◆ **Work request**
In the records below, which lines include "cloud"? Copy them.

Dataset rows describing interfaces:
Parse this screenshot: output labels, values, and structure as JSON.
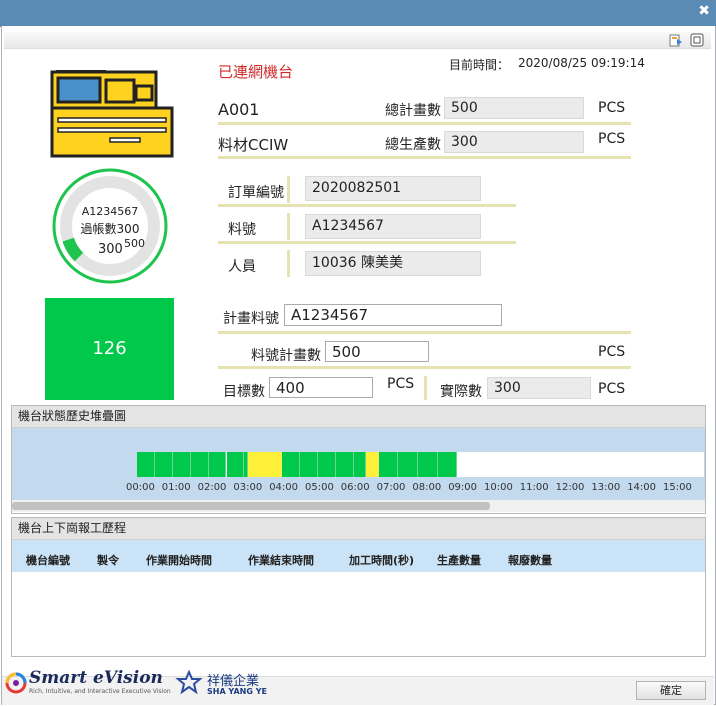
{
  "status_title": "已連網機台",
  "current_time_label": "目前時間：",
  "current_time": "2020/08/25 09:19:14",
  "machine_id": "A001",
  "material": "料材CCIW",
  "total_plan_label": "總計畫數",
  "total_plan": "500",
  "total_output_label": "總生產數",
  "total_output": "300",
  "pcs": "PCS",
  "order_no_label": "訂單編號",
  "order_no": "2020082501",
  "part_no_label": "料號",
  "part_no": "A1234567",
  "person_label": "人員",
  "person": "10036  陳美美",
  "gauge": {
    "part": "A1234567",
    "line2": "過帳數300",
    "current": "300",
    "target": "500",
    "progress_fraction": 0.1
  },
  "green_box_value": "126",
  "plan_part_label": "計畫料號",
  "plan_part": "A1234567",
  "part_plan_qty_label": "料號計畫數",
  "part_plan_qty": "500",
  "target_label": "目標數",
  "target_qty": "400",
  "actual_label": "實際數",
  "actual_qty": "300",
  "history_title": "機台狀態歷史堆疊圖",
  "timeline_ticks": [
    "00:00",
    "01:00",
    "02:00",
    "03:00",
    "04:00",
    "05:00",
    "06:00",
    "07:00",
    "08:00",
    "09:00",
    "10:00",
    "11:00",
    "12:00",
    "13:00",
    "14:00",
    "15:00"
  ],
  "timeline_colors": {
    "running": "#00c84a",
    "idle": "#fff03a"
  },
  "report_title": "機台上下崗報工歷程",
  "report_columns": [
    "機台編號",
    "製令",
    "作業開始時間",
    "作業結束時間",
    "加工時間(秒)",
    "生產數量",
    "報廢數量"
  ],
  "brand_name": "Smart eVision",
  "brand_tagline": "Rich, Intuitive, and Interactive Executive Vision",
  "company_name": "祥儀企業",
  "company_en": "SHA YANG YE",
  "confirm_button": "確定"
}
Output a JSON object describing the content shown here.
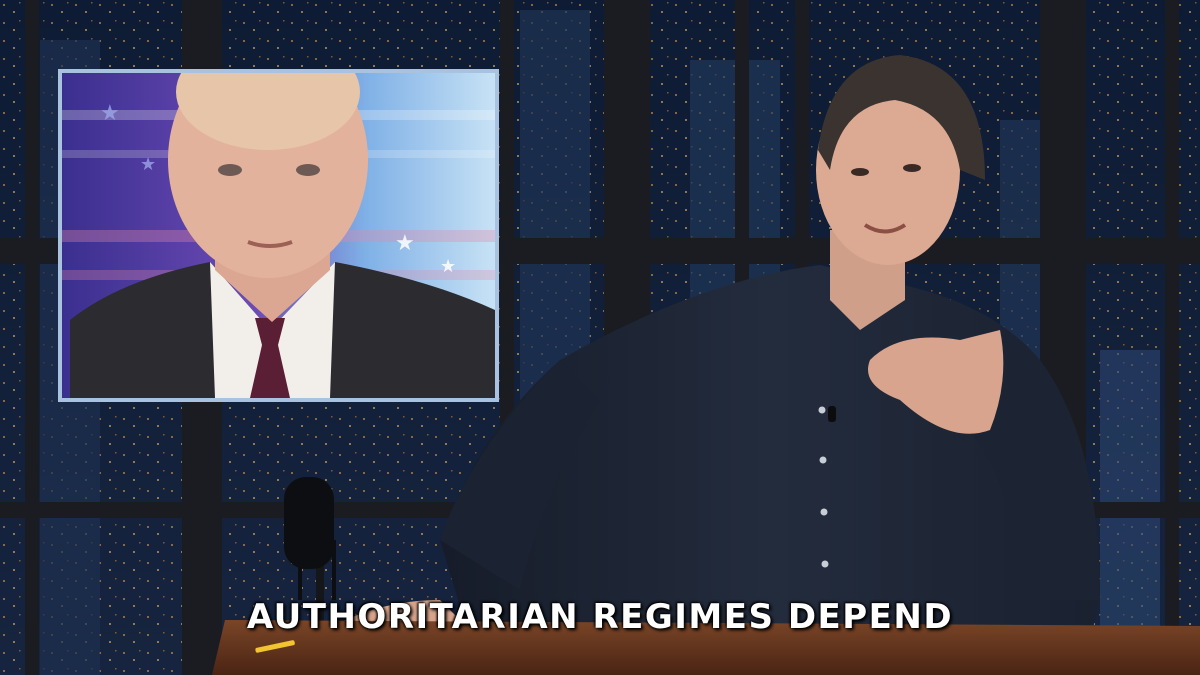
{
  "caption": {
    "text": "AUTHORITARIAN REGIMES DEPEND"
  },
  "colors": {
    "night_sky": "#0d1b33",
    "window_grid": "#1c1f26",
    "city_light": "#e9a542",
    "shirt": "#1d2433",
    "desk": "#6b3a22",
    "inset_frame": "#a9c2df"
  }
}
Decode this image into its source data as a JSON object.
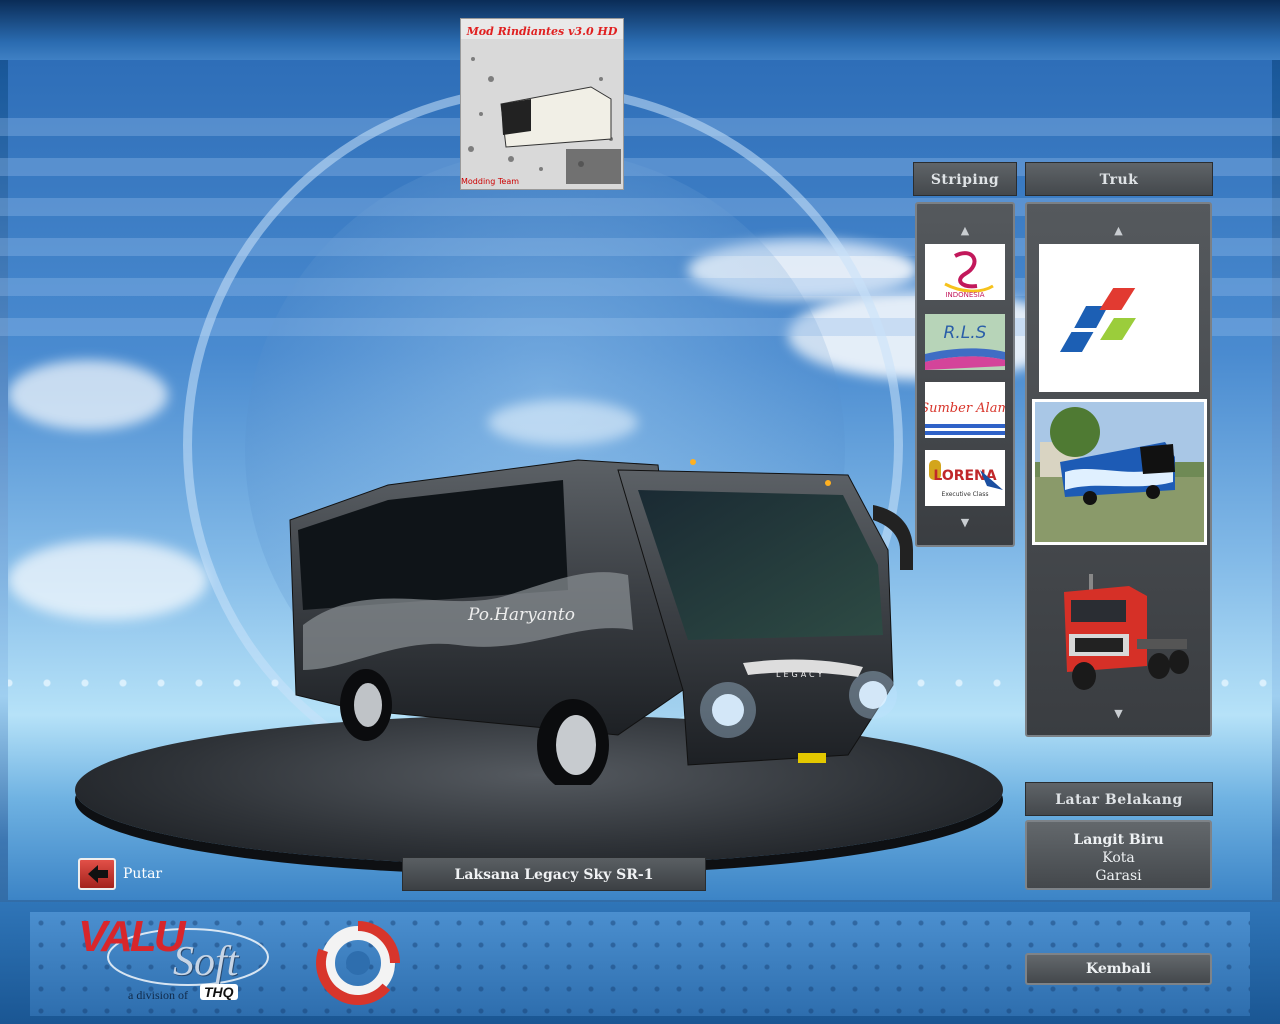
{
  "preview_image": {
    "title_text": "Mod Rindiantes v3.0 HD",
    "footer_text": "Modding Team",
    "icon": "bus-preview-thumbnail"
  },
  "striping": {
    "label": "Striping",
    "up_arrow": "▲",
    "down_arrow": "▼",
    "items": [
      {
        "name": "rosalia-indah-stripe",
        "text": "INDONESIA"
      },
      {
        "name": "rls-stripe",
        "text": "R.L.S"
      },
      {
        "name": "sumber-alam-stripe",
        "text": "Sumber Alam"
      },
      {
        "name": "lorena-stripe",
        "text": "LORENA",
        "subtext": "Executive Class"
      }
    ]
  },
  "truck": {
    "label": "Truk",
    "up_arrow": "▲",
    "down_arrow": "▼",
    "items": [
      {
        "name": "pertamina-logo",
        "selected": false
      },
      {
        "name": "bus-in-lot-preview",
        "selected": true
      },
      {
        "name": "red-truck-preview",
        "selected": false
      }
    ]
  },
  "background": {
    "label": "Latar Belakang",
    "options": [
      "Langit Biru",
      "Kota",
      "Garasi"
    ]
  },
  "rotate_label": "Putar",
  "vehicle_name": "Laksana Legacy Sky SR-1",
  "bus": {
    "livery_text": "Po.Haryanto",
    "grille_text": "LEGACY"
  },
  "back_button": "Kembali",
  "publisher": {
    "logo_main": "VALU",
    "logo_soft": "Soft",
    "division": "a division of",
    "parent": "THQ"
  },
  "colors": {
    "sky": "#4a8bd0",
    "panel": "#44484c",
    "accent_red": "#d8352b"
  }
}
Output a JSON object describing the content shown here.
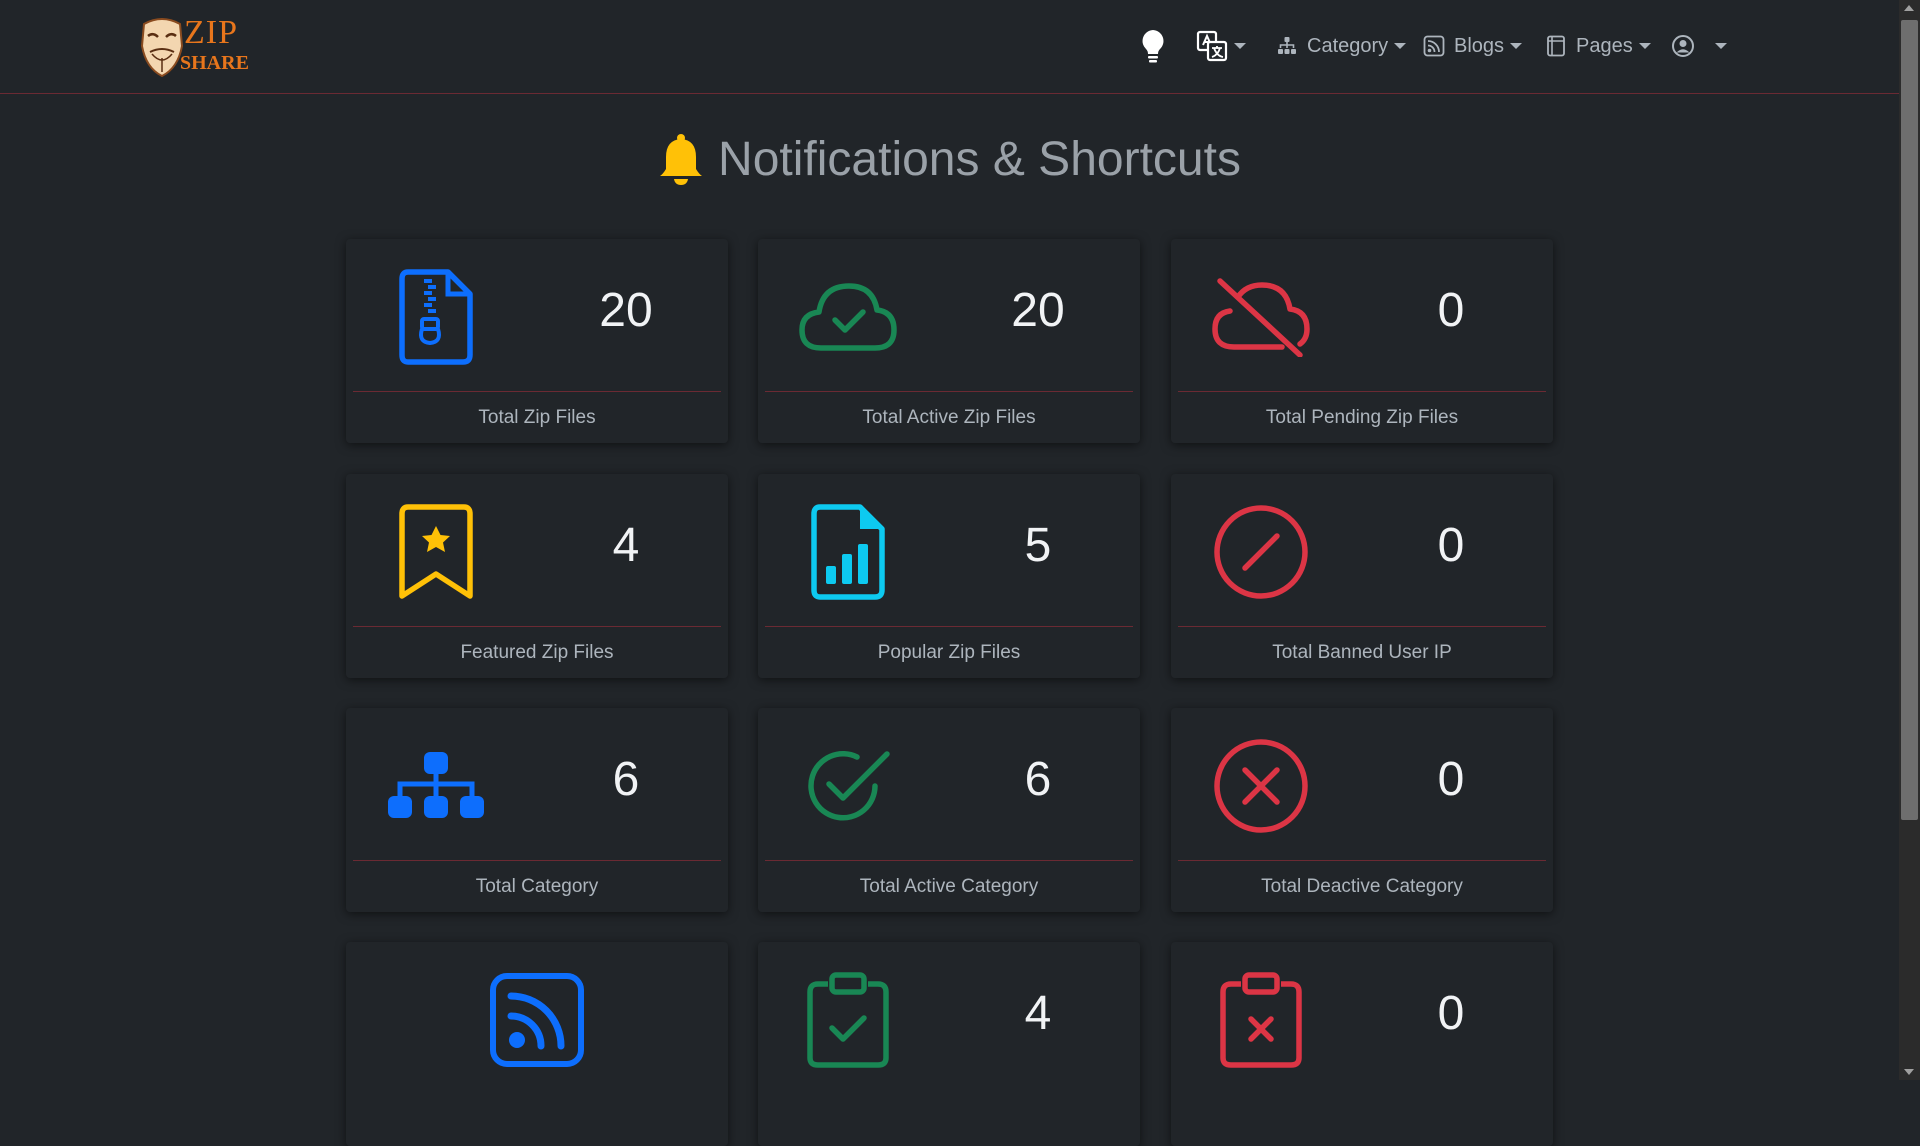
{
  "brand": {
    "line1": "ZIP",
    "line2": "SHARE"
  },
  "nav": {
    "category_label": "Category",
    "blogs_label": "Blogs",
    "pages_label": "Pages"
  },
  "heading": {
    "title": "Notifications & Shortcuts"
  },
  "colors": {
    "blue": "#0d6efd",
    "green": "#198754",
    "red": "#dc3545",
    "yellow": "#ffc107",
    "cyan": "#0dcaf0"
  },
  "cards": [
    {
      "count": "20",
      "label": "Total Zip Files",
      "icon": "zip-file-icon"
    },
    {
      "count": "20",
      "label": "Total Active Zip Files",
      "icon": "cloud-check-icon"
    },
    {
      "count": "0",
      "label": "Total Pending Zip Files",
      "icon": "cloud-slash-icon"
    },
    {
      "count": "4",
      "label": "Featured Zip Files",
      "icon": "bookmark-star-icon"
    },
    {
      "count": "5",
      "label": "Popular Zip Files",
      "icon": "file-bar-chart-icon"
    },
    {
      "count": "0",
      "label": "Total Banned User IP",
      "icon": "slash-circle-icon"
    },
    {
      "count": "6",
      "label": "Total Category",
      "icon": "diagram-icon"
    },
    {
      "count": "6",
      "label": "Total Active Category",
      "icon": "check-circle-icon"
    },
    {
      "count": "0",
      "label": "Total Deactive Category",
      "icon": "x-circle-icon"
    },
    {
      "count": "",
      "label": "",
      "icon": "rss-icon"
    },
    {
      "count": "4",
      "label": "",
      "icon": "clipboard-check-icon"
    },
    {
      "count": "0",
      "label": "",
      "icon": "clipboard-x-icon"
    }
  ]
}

◆ **Solution**
      "icon": "cloud-check-icon"
      "icon": "cloud-slash-icon"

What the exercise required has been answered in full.